— HOW TO COMPLETE THIS TASK —
Every entry below is to be retyped exactly as it appears.

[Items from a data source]
= = =

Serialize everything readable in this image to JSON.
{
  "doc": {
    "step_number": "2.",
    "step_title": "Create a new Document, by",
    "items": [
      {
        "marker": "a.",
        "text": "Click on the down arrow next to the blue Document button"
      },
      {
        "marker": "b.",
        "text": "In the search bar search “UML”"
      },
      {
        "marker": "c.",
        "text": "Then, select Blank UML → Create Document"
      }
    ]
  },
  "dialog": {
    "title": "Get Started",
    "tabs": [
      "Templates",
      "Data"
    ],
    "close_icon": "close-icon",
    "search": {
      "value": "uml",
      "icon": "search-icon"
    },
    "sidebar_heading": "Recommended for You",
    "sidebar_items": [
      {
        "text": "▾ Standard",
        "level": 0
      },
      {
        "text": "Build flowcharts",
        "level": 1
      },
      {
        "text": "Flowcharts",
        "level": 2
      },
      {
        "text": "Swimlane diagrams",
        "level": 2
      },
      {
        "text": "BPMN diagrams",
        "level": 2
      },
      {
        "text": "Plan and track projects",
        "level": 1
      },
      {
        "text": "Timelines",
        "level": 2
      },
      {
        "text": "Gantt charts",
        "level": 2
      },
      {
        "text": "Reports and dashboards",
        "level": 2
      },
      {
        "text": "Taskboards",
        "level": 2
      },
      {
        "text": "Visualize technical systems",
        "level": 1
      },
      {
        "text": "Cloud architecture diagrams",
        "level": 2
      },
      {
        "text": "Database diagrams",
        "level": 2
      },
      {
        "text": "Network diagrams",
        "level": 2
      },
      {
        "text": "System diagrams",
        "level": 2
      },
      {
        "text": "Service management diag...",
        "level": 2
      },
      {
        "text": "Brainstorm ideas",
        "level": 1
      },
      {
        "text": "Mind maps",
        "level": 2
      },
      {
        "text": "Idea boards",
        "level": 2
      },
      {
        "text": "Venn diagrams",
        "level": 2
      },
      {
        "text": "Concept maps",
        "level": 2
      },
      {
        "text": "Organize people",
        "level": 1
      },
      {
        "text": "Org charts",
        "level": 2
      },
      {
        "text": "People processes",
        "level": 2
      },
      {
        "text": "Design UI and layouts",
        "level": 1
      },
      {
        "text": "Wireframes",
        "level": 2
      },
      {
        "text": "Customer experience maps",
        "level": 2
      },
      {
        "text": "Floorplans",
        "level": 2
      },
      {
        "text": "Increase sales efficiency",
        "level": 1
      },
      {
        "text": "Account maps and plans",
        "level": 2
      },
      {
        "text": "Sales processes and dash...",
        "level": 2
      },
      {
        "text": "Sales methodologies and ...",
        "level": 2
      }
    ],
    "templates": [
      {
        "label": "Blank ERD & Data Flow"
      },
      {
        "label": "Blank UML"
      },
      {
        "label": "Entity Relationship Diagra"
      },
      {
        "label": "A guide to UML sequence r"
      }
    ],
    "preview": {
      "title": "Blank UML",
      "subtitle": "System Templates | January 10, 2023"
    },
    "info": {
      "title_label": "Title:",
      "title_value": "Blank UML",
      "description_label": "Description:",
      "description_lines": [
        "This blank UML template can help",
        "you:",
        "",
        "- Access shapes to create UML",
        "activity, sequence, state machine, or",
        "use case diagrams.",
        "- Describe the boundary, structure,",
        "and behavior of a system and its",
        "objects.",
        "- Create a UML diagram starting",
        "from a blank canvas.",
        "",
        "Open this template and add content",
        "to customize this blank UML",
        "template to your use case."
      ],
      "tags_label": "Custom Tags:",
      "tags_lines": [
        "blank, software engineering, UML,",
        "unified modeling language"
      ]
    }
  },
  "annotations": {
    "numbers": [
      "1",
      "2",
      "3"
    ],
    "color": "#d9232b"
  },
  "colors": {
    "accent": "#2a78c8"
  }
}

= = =

— SOLUTION FOR THIS TASK —
Serialize everything readable in this image to JSON.
{
  "doc": {
    "step_number": "2.",
    "step_title": "Create a new Document, by",
    "items": [
      {
        "marker": "a.",
        "text": "Click on the down arrow next to the blue Document button"
      },
      {
        "marker": "b.",
        "text": "In the search bar search “UML”"
      },
      {
        "marker": "c.",
        "text": "Then, select Blank UML → Create Document"
      }
    ]
  },
  "dialog": {
    "title": "Get Started",
    "tabs": [
      "Templates",
      "Data"
    ],
    "close_icon": "close-icon",
    "search": {
      "value": "uml",
      "icon": "search-icon"
    },
    "sidebar_heading": "Recommended for You",
    "sidebar_items": [
      {
        "text": "▾ Standard",
        "level": 0
      },
      {
        "text": "Build flowcharts",
        "level": 1
      },
      {
        "text": "Flowcharts",
        "level": 2
      },
      {
        "text": "Swimlane diagrams",
        "level": 2
      },
      {
        "text": "BPMN diagrams",
        "level": 2
      },
      {
        "text": "Plan and track projects",
        "level": 1
      },
      {
        "text": "Timelines",
        "level": 2
      },
      {
        "text": "Gantt charts",
        "level": 2
      },
      {
        "text": "Reports and dashboards",
        "level": 2
      },
      {
        "text": "Taskboards",
        "level": 2
      },
      {
        "text": "Visualize technical systems",
        "level": 1
      },
      {
        "text": "Cloud architecture diagrams",
        "level": 2
      },
      {
        "text": "Database diagrams",
        "level": 2
      },
      {
        "text": "Network diagrams",
        "level": 2
      },
      {
        "text": "System diagrams",
        "level": 2
      },
      {
        "text": "Service management diag...",
        "level": 2
      },
      {
        "text": "Brainstorm ideas",
        "level": 1
      },
      {
        "text": "Mind maps",
        "level": 2
      },
      {
        "text": "Idea boards",
        "level": 2
      },
      {
        "text": "Venn diagrams",
        "level": 2
      },
      {
        "text": "Concept maps",
        "level": 2
      },
      {
        "text": "Organize people",
        "level": 1
      },
      {
        "text": "Org charts",
        "level": 2
      },
      {
        "text": "People processes",
        "level": 2
      },
      {
        "text": "Design UI and layouts",
        "level": 1
      },
      {
        "text": "Wireframes",
        "level": 2
      },
      {
        "text": "Customer experience maps",
        "level": 2
      },
      {
        "text": "Floorplans",
        "level": 2
      },
      {
        "text": "Increase sales efficiency",
        "level": 1
      },
      {
        "text": "Account maps and plans",
        "level": 2
      },
      {
        "text": "Sales processes and dash...",
        "level": 2
      },
      {
        "text": "Sales methodologies and ...",
        "level": 2
      }
    ],
    "templates": [
      {
        "label": "Blank ERD & Data Flow"
      },
      {
        "label": "Blank UML"
      },
      {
        "label": "Entity Relationship Diagra"
      },
      {
        "label": "A guide to UML sequence r"
      }
    ],
    "preview": {
      "title": "Blank UML",
      "subtitle": "System Templates | January 10, 2023"
    },
    "info": {
      "title_label": "Title:",
      "title_value": "Blank UML",
      "description_label": "Description:",
      "description_lines": [
        "This blank UML template can help",
        "you:",
        "",
        "- Access shapes to create UML",
        "activity, sequence, state machine, or",
        "use case diagrams.",
        "- Describe the boundary, structure,",
        "and behavior of a system and its",
        "objects.",
        "- Create a UML diagram starting",
        "from a blank canvas.",
        "",
        "Open this template and add content",
        "to customize this blank UML",
        "template to your use case."
      ],
      "tags_label": "Custom Tags:",
      "tags_lines": [
        "blank, software engineering, UML,",
        "unified modeling language"
      ]
    }
  },
  "annotations": {
    "numbers": [
      "1",
      "2",
      "3"
    ],
    "color": "#d9232b"
  },
  "colors": {
    "accent": "#2a78c8"
  }
}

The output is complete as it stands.